Tesla Confirms Model 3 Launch

Tesla, as of January 28th, has confirmed the unveiling of their “affordable” $35,000 long range electric car, the Model 3. At least two versions will be available, though Tesla only plans to show one in their display in March. The Model 3 announcement reveals Tesla’s plans to develop more depth and breadth within the electric car market.

Current electric cars in the $30-$40,000 range, though plentiful, exhibit abysmal performance and range numbers. The Nissan Leaf, BMW i3, and Fiat 550e, among others, have a max range around 100 miles. Tesla, on the other hand, projects nearly 250 miles from its new model 3, which will undoubtedly be paired with a better interior than its cramped competitors.

Tesla’s response with the Model 3 and its variants will likely prove to be an important one for the future of the company. Porsche has devoted around $1.1 billion to its production of the Mission E Concept, which will likely produce an astronomically-priced competitor for the Tesla Model S. Ford, meanwhile, will be investing $4.5 billion in electric vehicle research, promising an ambitious 13 new electric cars in their lineup by 2020. Meanwhile, Tesla will attempt to cement itself in the affordable-electric car market before other major manufacturers make their move with a release projected in 2017-8 for the Model 3.

Tesla Model S interior, for comparison’s sake. 

Tesla Model S interior, for comparison’s sake. 

Utilization of Tesla’s current design language should provide the Model 3 with a dash layout similar to that of both the Model X and Model S, as well as over-the-air software updates that Tesla implemented last year. Apart from the aforementioned electric competitors, the most serious competitor for the Model 3 is the Chevy Bolt, which provides 200 miles of range from an all electric platform with Apple CarPlay as well as a large screen-display, all for $30,000. Chevy is hoping to have more success with the new Bolt, but the Model 3 very well may impede in their desired progress.

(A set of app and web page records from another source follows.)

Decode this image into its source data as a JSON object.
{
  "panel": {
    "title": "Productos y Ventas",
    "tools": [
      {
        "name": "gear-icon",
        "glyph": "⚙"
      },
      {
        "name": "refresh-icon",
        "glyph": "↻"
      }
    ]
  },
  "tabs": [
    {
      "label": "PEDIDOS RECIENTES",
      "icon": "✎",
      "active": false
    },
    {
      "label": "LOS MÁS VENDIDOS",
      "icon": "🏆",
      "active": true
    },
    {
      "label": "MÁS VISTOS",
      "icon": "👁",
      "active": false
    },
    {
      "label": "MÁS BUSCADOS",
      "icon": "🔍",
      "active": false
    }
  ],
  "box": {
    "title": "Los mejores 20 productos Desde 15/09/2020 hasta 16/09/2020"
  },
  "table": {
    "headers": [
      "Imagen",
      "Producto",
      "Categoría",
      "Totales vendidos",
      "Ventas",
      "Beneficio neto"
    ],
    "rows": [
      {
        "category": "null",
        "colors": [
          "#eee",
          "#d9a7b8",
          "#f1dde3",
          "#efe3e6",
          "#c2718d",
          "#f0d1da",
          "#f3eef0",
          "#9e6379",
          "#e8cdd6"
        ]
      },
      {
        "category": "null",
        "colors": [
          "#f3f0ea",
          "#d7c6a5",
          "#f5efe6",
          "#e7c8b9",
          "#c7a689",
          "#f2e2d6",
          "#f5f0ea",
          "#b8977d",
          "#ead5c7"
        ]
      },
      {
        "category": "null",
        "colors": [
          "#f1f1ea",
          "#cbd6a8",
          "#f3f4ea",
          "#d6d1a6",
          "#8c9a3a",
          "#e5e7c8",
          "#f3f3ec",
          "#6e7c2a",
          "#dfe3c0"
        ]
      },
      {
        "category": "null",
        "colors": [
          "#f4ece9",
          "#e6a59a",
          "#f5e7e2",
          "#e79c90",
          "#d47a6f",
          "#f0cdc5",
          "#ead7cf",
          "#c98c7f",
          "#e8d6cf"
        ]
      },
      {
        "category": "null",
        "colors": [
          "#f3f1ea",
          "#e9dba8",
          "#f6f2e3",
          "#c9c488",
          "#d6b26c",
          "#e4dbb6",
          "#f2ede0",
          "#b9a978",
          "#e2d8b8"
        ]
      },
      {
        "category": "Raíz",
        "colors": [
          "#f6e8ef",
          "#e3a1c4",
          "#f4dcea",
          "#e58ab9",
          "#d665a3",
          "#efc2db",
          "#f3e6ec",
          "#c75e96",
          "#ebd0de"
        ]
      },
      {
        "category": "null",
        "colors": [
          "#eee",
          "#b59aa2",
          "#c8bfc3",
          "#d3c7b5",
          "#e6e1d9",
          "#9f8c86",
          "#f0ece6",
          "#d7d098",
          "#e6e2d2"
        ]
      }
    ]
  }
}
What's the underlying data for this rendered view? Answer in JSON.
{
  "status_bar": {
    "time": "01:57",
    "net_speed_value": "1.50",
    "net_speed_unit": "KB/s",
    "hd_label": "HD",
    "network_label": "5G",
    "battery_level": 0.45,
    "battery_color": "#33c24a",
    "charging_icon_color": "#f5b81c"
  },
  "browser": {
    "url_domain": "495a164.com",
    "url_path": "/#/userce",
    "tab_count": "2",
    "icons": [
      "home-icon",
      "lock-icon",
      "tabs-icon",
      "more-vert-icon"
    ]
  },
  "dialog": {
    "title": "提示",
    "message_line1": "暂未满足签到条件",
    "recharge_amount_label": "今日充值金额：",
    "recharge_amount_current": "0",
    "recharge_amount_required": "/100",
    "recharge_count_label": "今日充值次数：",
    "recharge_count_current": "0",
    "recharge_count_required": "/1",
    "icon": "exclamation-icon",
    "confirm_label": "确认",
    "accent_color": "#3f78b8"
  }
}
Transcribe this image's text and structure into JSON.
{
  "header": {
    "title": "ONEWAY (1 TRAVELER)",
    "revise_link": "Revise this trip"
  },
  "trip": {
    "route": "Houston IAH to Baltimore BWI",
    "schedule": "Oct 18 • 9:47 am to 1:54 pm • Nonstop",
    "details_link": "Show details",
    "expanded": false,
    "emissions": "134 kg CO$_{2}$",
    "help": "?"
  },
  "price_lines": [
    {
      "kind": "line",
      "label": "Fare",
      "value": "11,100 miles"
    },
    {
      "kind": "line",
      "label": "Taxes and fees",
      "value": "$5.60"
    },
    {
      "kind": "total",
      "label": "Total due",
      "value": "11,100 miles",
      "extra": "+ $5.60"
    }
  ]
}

In and of itself, the Model 3 isn’t likely to be an earth shattering development. Rather, the importance of this car lies more in Tesla’s decision to expand into a new market, a move that will likely draw more competition and further development. By setting a new range standard for electric cars across the board, Tesla will continue to spur technological innovation as other, larger manufacturers respond. At the moment, creating a wide price-range of electric cars is necessary to secure the future of the electric car. The formation of a large consumer base must be followed by further work in charging infrastructure, as well as extensive research in fast-charging methods. All and all, the Model 3 is another small step towards the future of automotive engineering.